__PROMPT__: Go through the entries below and pick out every line with "icon".

__DATA IN THIS EXERCISE__:
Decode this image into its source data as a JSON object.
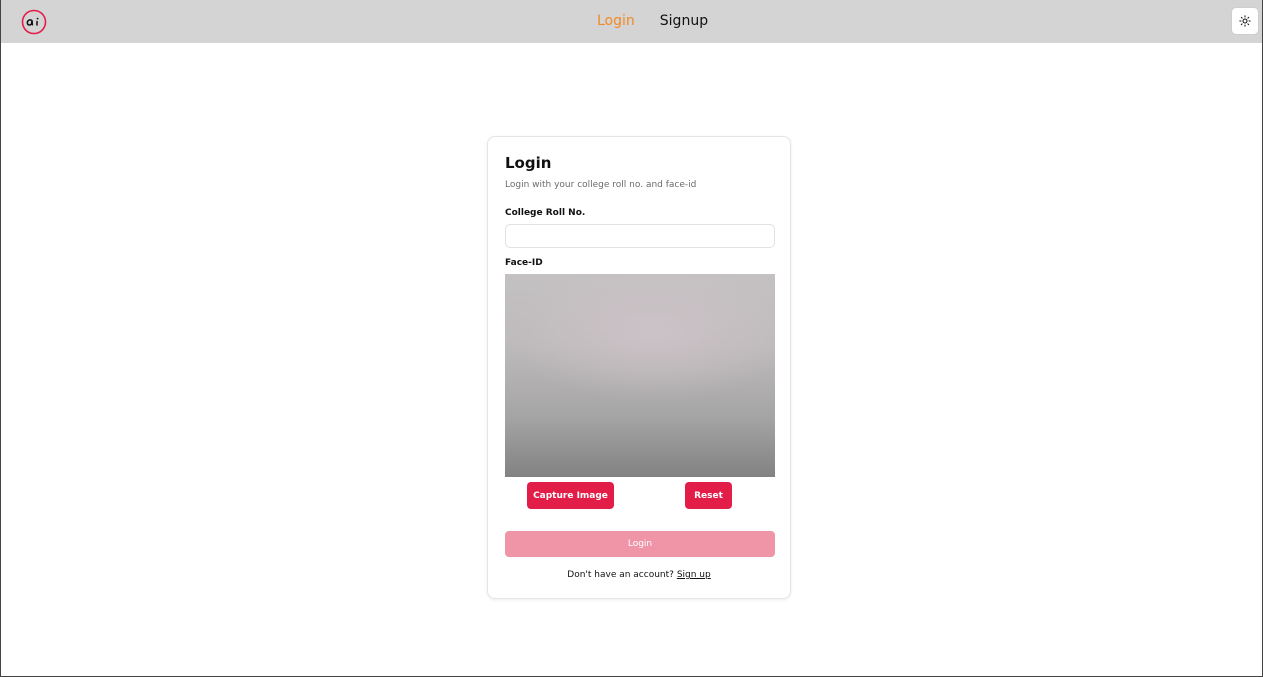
{
  "navbar": {
    "links": [
      {
        "label": "Login",
        "active": true
      },
      {
        "label": "Signup",
        "active": false
      }
    ],
    "logo_icon": "ai-logo-icon",
    "theme_icon": "sun-icon"
  },
  "login_card": {
    "title": "Login",
    "subtitle": "Login with your college roll no. and face-id",
    "roll_label": "College Roll No.",
    "roll_value": "",
    "roll_placeholder": "",
    "face_label": "Face-ID",
    "capture_label": "Capture Image",
    "reset_label": "Reset",
    "login_label": "Login",
    "signup_prompt": "Don't have an account?",
    "signup_link": "Sign up"
  },
  "colors": {
    "accent": "#e11d48",
    "accent_disabled": "#f094a8",
    "active_nav": "#f08a24",
    "navbar_bg": "#d4d4d4"
  }
}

__RESPONSE FOR THIS EXERCISE__:
    "logo_icon": "ai-logo-icon",
    "theme_icon": "sun-icon"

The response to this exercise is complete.